*** Begin section ***

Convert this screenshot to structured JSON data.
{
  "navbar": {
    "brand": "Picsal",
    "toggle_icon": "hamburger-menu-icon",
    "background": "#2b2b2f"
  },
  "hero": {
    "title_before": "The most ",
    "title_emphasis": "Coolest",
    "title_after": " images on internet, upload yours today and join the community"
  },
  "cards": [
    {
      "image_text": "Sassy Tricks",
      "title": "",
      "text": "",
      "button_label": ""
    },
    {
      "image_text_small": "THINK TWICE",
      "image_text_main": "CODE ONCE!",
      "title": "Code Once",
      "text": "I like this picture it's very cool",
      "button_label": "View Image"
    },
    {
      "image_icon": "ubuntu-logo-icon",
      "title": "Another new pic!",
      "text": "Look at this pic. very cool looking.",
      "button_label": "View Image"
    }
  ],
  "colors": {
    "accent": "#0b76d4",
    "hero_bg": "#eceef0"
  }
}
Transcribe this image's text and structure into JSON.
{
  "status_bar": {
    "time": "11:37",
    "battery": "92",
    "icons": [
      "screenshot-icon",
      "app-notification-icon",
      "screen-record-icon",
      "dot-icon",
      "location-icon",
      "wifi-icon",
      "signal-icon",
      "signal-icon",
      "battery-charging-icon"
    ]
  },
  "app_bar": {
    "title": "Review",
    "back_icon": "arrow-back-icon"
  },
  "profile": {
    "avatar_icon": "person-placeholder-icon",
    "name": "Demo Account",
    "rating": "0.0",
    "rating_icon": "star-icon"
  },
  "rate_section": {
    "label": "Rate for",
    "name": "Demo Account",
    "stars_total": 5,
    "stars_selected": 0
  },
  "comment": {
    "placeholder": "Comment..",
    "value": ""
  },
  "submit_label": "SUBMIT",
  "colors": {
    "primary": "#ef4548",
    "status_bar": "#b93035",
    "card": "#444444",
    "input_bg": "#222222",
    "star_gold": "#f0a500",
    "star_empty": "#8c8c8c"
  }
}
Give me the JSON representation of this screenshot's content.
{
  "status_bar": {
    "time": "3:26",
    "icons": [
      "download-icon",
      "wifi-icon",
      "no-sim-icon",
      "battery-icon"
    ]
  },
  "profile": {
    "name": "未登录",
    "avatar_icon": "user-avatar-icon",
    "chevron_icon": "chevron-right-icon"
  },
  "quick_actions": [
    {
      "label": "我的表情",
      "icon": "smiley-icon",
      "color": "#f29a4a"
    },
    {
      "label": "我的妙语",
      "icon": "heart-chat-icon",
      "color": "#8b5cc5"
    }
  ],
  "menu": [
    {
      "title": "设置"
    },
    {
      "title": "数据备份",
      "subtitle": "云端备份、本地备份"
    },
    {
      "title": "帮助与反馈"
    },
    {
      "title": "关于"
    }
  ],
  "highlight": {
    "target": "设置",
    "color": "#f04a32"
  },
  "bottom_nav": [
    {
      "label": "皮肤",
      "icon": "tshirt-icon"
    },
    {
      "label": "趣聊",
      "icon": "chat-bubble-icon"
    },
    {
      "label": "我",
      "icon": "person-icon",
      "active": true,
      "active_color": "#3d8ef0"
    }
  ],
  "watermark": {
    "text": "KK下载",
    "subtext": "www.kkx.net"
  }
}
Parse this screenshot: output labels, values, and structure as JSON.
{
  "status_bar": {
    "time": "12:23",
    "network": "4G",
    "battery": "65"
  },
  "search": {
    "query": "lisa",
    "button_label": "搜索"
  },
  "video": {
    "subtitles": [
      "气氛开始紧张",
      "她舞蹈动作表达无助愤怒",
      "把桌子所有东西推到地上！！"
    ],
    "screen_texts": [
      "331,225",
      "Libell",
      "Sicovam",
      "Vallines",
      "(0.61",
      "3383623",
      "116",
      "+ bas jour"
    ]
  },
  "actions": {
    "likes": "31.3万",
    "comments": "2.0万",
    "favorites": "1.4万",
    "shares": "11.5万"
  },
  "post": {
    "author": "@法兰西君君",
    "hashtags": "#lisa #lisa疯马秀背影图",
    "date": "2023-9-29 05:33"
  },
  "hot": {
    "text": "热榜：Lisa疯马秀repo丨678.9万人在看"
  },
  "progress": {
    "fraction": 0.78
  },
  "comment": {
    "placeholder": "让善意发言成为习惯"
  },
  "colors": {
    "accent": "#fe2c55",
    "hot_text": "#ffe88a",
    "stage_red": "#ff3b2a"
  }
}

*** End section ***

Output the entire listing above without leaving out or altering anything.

Convert this screenshot to structured JSON data.
{
  "navbar": {
    "brand": "Picsal",
    "toggle_icon": "hamburger-menu-icon",
    "background": "#2b2b2f"
  },
  "hero": {
    "title_before": "The most ",
    "title_emphasis": "Coolest",
    "title_after": " images on internet, upload yours today and join the community"
  },
  "cards": [
    {
      "image_text": "Sassy Tricks",
      "title": "",
      "text": "",
      "button_label": ""
    },
    {
      "image_text_small": "THINK TWICE",
      "image_text_main": "CODE ONCE!",
      "title": "Code Once",
      "text": "I like this picture it's very cool",
      "button_label": "View Image"
    },
    {
      "image_icon": "ubuntu-logo-icon",
      "title": "Another new pic!",
      "text": "Look at this pic. very cool looking.",
      "button_label": "View Image"
    }
  ],
  "colors": {
    "accent": "#0b76d4",
    "hero_bg": "#eceef0"
  }
}
Transcribe this image's text and structure into JSON.
{
  "status_bar": {
    "time": "11:37",
    "battery": "92",
    "icons": [
      "screenshot-icon",
      "app-notification-icon",
      "screen-record-icon",
      "dot-icon",
      "location-icon",
      "wifi-icon",
      "signal-icon",
      "signal-icon",
      "battery-charging-icon"
    ]
  },
  "app_bar": {
    "title": "Review",
    "back_icon": "arrow-back-icon"
  },
  "profile": {
    "avatar_icon": "person-placeholder-icon",
    "name": "Demo Account",
    "rating": "0.0",
    "rating_icon": "star-icon"
  },
  "rate_section": {
    "label": "Rate for",
    "name": "Demo Account",
    "stars_total": 5,
    "stars_selected": 0
  },
  "comment": {
    "placeholder": "Comment..",
    "value": ""
  },
  "submit_label": "SUBMIT",
  "colors": {
    "primary": "#ef4548",
    "status_bar": "#b93035",
    "card": "#444444",
    "input_bg": "#222222",
    "star_gold": "#f0a500",
    "star_empty": "#8c8c8c"
  }
}
Give me the JSON representation of this screenshot's content.
{
  "status_bar": {
    "time": "3:26",
    "icons": [
      "download-icon",
      "wifi-icon",
      "no-sim-icon",
      "battery-icon"
    ]
  },
  "profile": {
    "name": "未登录",
    "avatar_icon": "user-avatar-icon",
    "chevron_icon": "chevron-right-icon"
  },
  "quick_actions": [
    {
      "label": "我的表情",
      "icon": "smiley-icon",
      "color": "#f29a4a"
    },
    {
      "label": "我的妙语",
      "icon": "heart-chat-icon",
      "color": "#8b5cc5"
    }
  ],
  "menu": [
    {
      "title": "设置"
    },
    {
      "title": "数据备份",
      "subtitle": "云端备份、本地备份"
    },
    {
      "title": "帮助与反馈"
    },
    {
      "title": "关于"
    }
  ],
  "highlight": {
    "target": "设置",
    "color": "#f04a32"
  },
  "bottom_nav": [
    {
      "label": "皮肤",
      "icon": "tshirt-icon"
    },
    {
      "label": "趣聊",
      "icon": "chat-bubble-icon"
    },
    {
      "label": "我",
      "icon": "person-icon",
      "active": true,
      "active_color": "#3d8ef0"
    }
  ],
  "watermark": {
    "text": "KK下载",
    "subtext": "www.kkx.net"
  }
}
Parse this screenshot: output labels, values, and structure as JSON.
{
  "status_bar": {
    "time": "12:23",
    "network": "4G",
    "battery": "65"
  },
  "search": {
    "query": "lisa",
    "button_label": "搜索"
  },
  "video": {
    "subtitles": [
      "气氛开始紧张",
      "她舞蹈动作表达无助愤怒",
      "把桌子所有东西推到地上！！"
    ],
    "screen_texts": [
      "331,225",
      "Libell",
      "Sicovam",
      "Vallines",
      "(0.61",
      "3383623",
      "116",
      "+ bas jour"
    ]
  },
  "actions": {
    "likes": "31.3万",
    "comments": "2.0万",
    "favorites": "1.4万",
    "shares": "11.5万"
  },
  "post": {
    "author": "@法兰西君君",
    "hashtags": "#lisa #lisa疯马秀背影图",
    "date": "2023-9-29 05:33"
  },
  "hot": {
    "text": "热榜：Lisa疯马秀repo丨678.9万人在看"
  },
  "progress": {
    "fraction": 0.78
  },
  "comment": {
    "placeholder": "让善意发言成为习惯"
  },
  "colors": {
    "accent": "#fe2c55",
    "hot_text": "#ffe88a",
    "stage_red": "#ff3b2a"
  }
}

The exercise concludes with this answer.